[Opening Study material section]
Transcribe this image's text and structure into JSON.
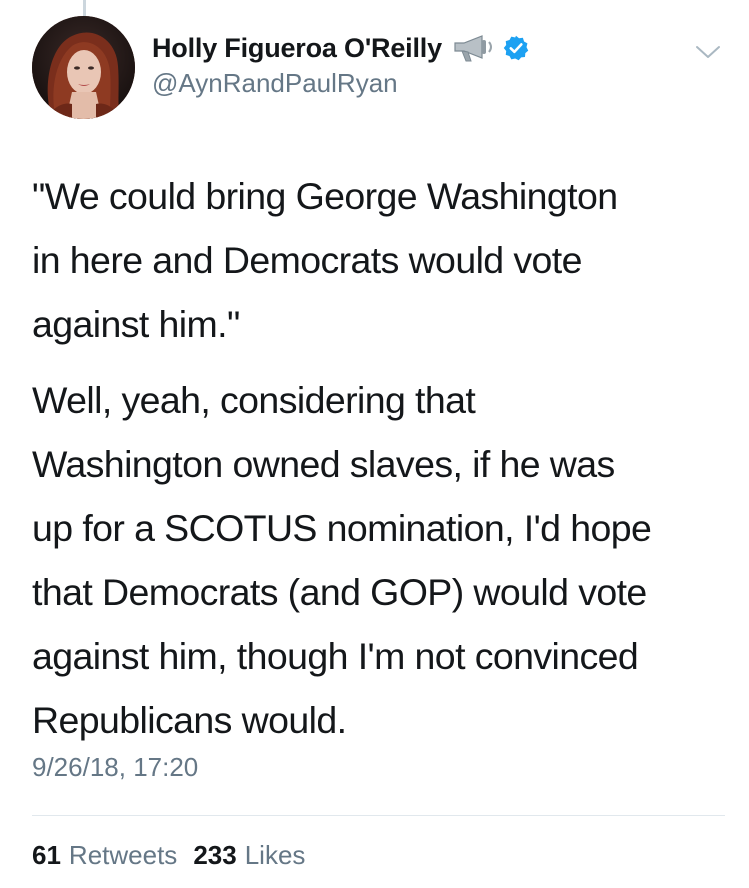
{
  "tweet": {
    "author": {
      "display_name": "Holly Figueroa O'Reilly",
      "handle": "@AynRandPaulRyan",
      "avatar_icon": "profile-photo",
      "badges": [
        "megaphone-icon",
        "verified-badge-icon"
      ]
    },
    "menu_icon": "chevron-down-icon",
    "paragraphs": [
      "\"We could bring George Washington\nin here and Democrats would vote\nagainst him.\"",
      "Well, yeah, considering that\nWashington owned slaves, if he was\nup for a SCOTUS nomination, I'd hope\nthat Democrats (and GOP) would vote\nagainst him, though I'm not convinced\nRepublicans would."
    ],
    "timestamp": "9/26/18, 17:20",
    "stats": {
      "retweets_count": "61",
      "retweets_label": "Retweets",
      "likes_count": "233",
      "likes_label": "Likes"
    }
  },
  "colors": {
    "text_primary": "#14171a",
    "text_secondary": "#657786",
    "verified_blue": "#1da1f2",
    "divider": "#e1e8ed"
  }
}
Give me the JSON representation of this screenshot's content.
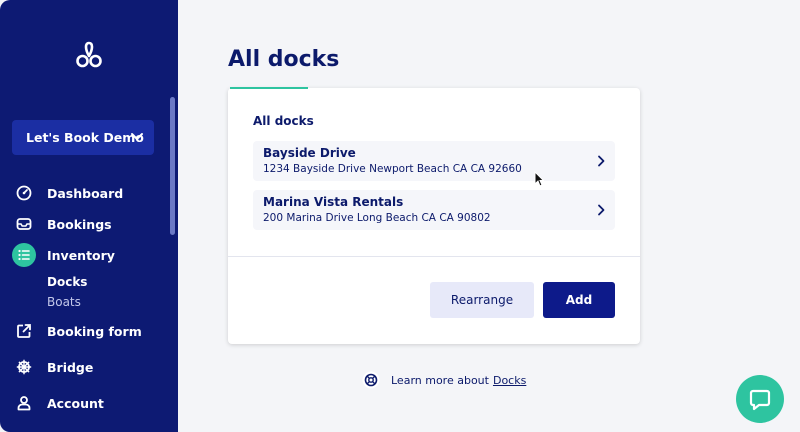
{
  "sidebar": {
    "org_name": "Let's Book Demo",
    "nav": {
      "dashboard": "Dashboard",
      "bookings": "Bookings",
      "inventory": "Inventory",
      "docks": "Docks",
      "boats": "Boats",
      "booking_form": "Booking form",
      "bridge": "Bridge",
      "account": "Account"
    }
  },
  "main": {
    "title": "All docks",
    "section_title": "All docks",
    "docks": [
      {
        "name": "Bayside Drive",
        "address": "1234 Bayside Drive Newport Beach CA CA 92660"
      },
      {
        "name": "Marina Vista Rentals",
        "address": "200 Marina Drive Long Beach CA CA 90802"
      }
    ],
    "buttons": {
      "rearrange": "Rearrange",
      "add": "Add"
    },
    "learn_more": {
      "text": "Learn more about",
      "link": "Docks"
    }
  },
  "colors": {
    "sidebar_bg": "#0d1a73",
    "accent_green": "#2ec4a0",
    "primary_button": "#0d1a8a",
    "text_navy": "#0c1a6b"
  },
  "icons": {
    "logo": "brand-logo-icon",
    "dashboard": "speedometer-icon",
    "bookings": "inbox-icon",
    "inventory": "list-icon",
    "booking_form": "external-link-icon",
    "bridge": "ship-wheel-icon",
    "account": "user-icon",
    "dock_row": "chevron-right-icon",
    "learn_more": "lifebuoy-icon",
    "help": "chat-icon"
  }
}
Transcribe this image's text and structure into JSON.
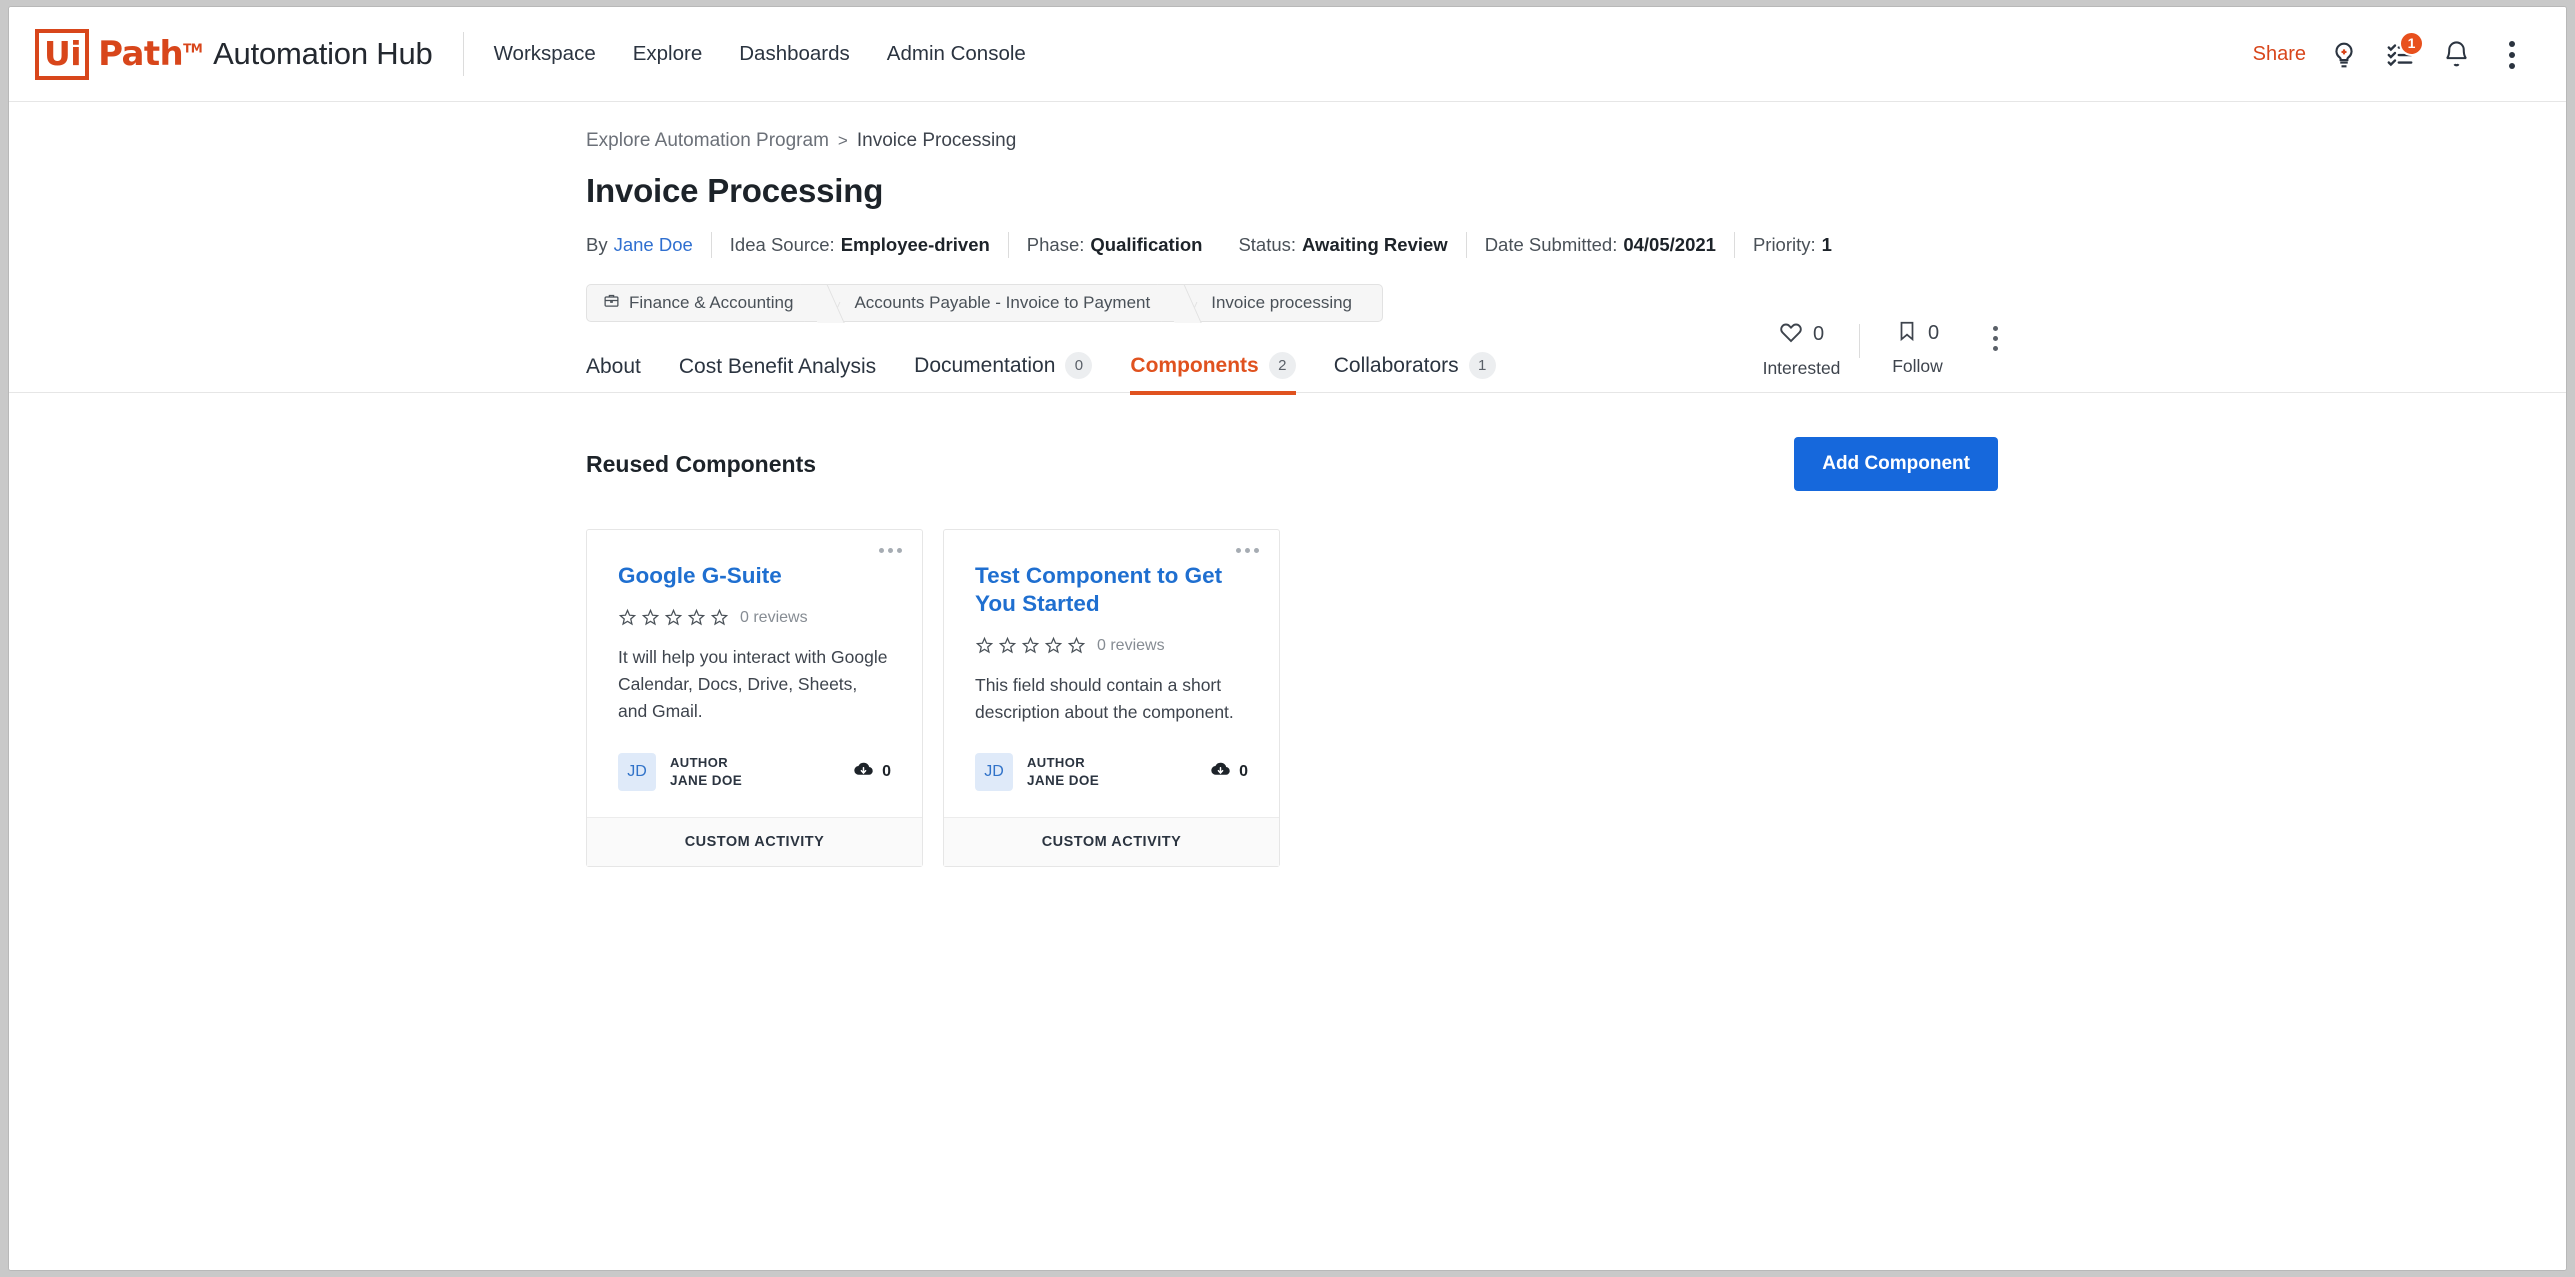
{
  "header": {
    "logo": {
      "ui": "Ui",
      "path": "Path",
      "tm": "TM",
      "product": "Automation Hub"
    },
    "nav": [
      {
        "label": "Workspace",
        "name": "nav-workspace"
      },
      {
        "label": "Explore",
        "name": "nav-explore"
      },
      {
        "label": "Dashboards",
        "name": "nav-dashboards"
      },
      {
        "label": "Admin Console",
        "name": "nav-admin-console"
      }
    ],
    "share_label": "Share",
    "tasks_badge": "1",
    "icons": [
      "lightbulb-plus-icon",
      "task-list-icon",
      "bell-icon",
      "overflow-menu-icon"
    ],
    "accent_color": "#d8461b"
  },
  "breadcrumb": {
    "parent": "Explore Automation Program",
    "separator": ">",
    "current": "Invoice Processing"
  },
  "page": {
    "title": "Invoice Processing"
  },
  "meta": {
    "by_label": "By",
    "author": "Jane Doe",
    "items": [
      {
        "label": "Idea Source:",
        "value": "Employee-driven"
      },
      {
        "label": "Phase:",
        "value": "Qualification"
      },
      {
        "label": "Status:",
        "value": "Awaiting Review"
      },
      {
        "label": "Date Submitted:",
        "value": "04/05/2021"
      },
      {
        "label": "Priority:",
        "value": "1"
      }
    ]
  },
  "engagement": {
    "interested": {
      "count": "0",
      "label": "Interested",
      "icon": "heart-icon"
    },
    "follow": {
      "count": "0",
      "label": "Follow",
      "icon": "bookmark-icon"
    }
  },
  "trail": [
    {
      "label": "Finance & Accounting",
      "icon": "briefcase-icon"
    },
    {
      "label": "Accounts Payable - Invoice to Payment",
      "icon": ""
    },
    {
      "label": "Invoice processing",
      "icon": ""
    }
  ],
  "tabs": [
    {
      "label": "About",
      "count": "",
      "active": false,
      "name": "tab-about"
    },
    {
      "label": "Cost Benefit Analysis",
      "count": "",
      "active": false,
      "name": "tab-cost-benefit-analysis"
    },
    {
      "label": "Documentation",
      "count": "0",
      "active": false,
      "name": "tab-documentation"
    },
    {
      "label": "Components",
      "count": "2",
      "active": true,
      "name": "tab-components"
    },
    {
      "label": "Collaborators",
      "count": "1",
      "active": false,
      "name": "tab-collaborators"
    }
  ],
  "section": {
    "title": "Reused Components",
    "add_button": "Add Component",
    "add_button_color": "#1668dc"
  },
  "cards": [
    {
      "title": "Google G-Suite",
      "stars": 0,
      "max_stars": 5,
      "reviews": "0 reviews",
      "description": "It will help you interact with Google Calendar, Docs, Drive, Sheets, and Gmail.",
      "author_kicker": "AUTHOR",
      "author_name": "JANE DOE",
      "avatar_initials": "JD",
      "downloads": "0",
      "footer": "CUSTOM ACTIVITY"
    },
    {
      "title": "Test Component to Get You Started",
      "stars": 0,
      "max_stars": 5,
      "reviews": "0 reviews",
      "description": "This field should contain a short description about the component.",
      "author_kicker": "AUTHOR",
      "author_name": "JANE DOE",
      "avatar_initials": "JD",
      "downloads": "0",
      "footer": "CUSTOM ACTIVITY"
    }
  ]
}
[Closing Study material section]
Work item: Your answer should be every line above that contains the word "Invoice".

Solved exercise:
    "current": "Invoice Processing"
    "title": "Invoice Processing"
      "label": "Accounts Payable - Invoice to Payment",
      "label": "Invoice processing",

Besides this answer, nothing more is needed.